**WHAT TO PRODUCE:**
Reproduce every line of the material below, but drop the pictures.

----------

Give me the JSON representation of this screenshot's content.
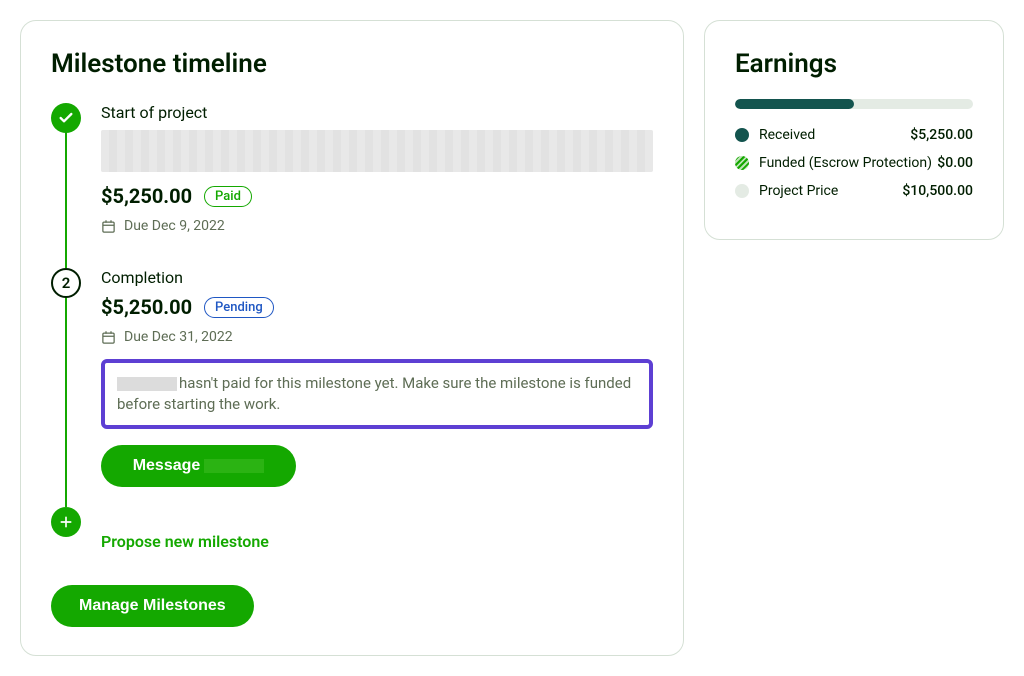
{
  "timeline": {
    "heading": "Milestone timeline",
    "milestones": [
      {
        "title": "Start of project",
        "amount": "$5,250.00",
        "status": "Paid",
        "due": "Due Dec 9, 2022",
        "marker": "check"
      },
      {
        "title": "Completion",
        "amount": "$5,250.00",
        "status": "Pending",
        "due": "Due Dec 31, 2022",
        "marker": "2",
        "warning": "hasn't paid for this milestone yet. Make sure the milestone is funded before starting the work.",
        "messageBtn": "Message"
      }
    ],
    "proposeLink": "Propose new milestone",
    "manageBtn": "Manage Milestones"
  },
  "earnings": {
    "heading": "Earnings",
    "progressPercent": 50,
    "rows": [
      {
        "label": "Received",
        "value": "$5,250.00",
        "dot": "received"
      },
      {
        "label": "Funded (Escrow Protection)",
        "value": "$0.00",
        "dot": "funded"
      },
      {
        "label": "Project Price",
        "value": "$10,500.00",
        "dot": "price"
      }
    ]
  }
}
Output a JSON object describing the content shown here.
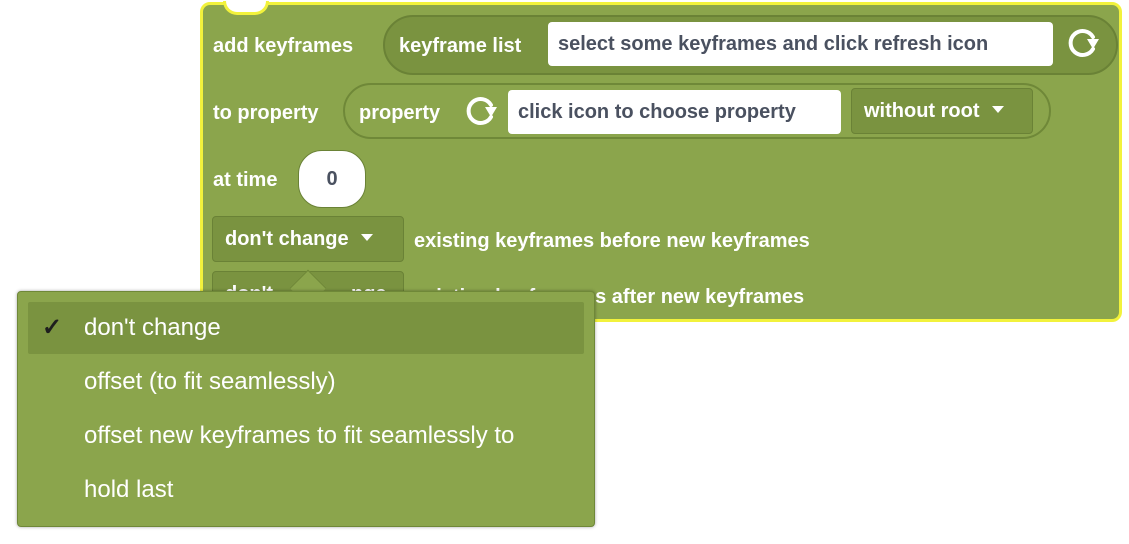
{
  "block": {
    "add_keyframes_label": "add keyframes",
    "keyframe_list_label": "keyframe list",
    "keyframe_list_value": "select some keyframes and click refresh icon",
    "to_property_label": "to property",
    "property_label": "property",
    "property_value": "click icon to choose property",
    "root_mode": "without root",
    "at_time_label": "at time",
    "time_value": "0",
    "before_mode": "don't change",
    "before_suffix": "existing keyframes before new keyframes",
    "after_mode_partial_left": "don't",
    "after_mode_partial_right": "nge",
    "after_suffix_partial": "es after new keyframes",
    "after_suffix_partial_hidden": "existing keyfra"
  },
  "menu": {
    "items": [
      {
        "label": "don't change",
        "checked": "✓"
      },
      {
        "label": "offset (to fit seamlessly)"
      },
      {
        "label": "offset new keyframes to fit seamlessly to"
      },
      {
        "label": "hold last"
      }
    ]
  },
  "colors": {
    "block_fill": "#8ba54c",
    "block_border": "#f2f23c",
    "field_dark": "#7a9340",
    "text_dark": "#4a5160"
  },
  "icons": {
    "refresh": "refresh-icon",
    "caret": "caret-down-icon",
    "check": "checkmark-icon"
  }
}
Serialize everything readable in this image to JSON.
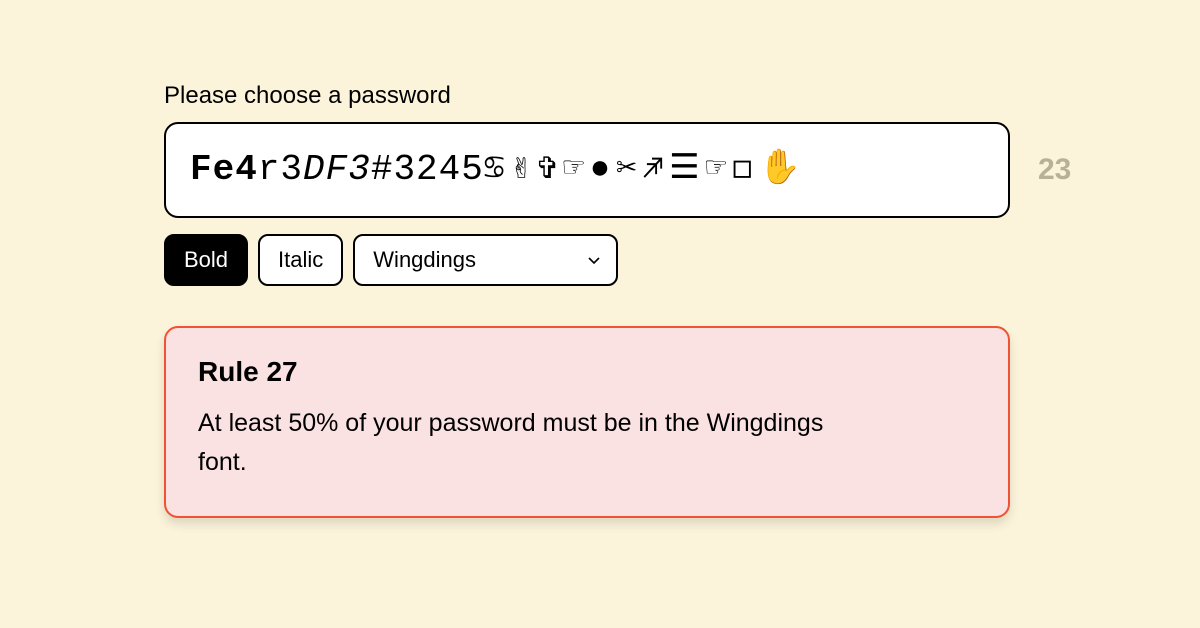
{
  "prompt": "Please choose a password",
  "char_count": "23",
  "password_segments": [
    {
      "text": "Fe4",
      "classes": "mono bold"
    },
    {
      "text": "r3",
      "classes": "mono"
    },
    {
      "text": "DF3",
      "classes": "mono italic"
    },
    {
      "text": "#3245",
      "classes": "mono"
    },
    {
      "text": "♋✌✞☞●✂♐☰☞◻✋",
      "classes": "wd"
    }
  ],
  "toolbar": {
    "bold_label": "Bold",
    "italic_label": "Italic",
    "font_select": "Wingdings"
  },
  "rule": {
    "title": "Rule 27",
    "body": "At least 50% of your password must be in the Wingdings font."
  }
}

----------

**ANSWER SECTION:**
Give me the JSON representation of this screenshot's content.
{
  "timeline": {
    "heading": "Milestone timeline",
    "milestones": [
      {
        "title": "Start of project",
        "amount": "$5,250.00",
        "status": "Paid",
        "due": "Due Dec 9, 2022",
        "marker": "check"
      },
      {
        "title": "Completion",
        "amount": "$5,250.00",
        "status": "Pending",
        "due": "Due Dec 31, 2022",
        "marker": "2",
        "warning": "hasn't paid for this milestone yet. Make sure the milestone is funded before starting the work.",
        "messageBtn": "Message"
      }
    ],
    "proposeLink": "Propose new milestone",
    "manageBtn": "Manage Milestones"
  },
  "earnings": {
    "heading": "Earnings",
    "progressPercent": 50,
    "rows": [
      {
        "label": "Received",
        "value": "$5,250.00",
        "dot": "received"
      },
      {
        "label": "Funded (Escrow Protection)",
        "value": "$0.00",
        "dot": "funded"
      },
      {
        "label": "Project Price",
        "value": "$10,500.00",
        "dot": "price"
      }
    ]
  }
}
Output a JSON object describing the content shown here.
{
  "block": {
    "add_keyframes_label": "add keyframes",
    "keyframe_list_label": "keyframe list",
    "keyframe_list_value": "select some keyframes and click refresh icon",
    "to_property_label": "to property",
    "property_label": "property",
    "property_value": "click icon to choose property",
    "root_mode": "without root",
    "at_time_label": "at time",
    "time_value": "0",
    "before_mode": "don't change",
    "before_suffix": "existing keyframes before new keyframes",
    "after_mode_partial_left": "don't",
    "after_mode_partial_right": "nge",
    "after_suffix_partial": "es after new keyframes",
    "after_suffix_partial_hidden": "existing keyfra"
  },
  "menu": {
    "items": [
      {
        "label": "don't change",
        "checked": "✓"
      },
      {
        "label": "offset (to fit seamlessly)"
      },
      {
        "label": "offset new keyframes to fit seamlessly to"
      },
      {
        "label": "hold last"
      }
    ]
  },
  "colors": {
    "block_fill": "#8ba54c",
    "block_border": "#f2f23c",
    "field_dark": "#7a9340",
    "text_dark": "#4a5160"
  },
  "icons": {
    "refresh": "refresh-icon",
    "caret": "caret-down-icon",
    "check": "checkmark-icon"
  }
}
Serialize everything readable in this image to JSON.
{
  "prompt": "Please choose a password",
  "char_count": "23",
  "password_segments": [
    {
      "text": "Fe4",
      "classes": "mono bold"
    },
    {
      "text": "r3",
      "classes": "mono"
    },
    {
      "text": "DF3",
      "classes": "mono italic"
    },
    {
      "text": "#3245",
      "classes": "mono"
    },
    {
      "text": "♋✌✞☞●✂♐☰☞◻✋",
      "classes": "wd"
    }
  ],
  "toolbar": {
    "bold_label": "Bold",
    "italic_label": "Italic",
    "font_select": "Wingdings"
  },
  "rule": {
    "title": "Rule 27",
    "body": "At least 50% of your password must be in the Wingdings font."
  }
}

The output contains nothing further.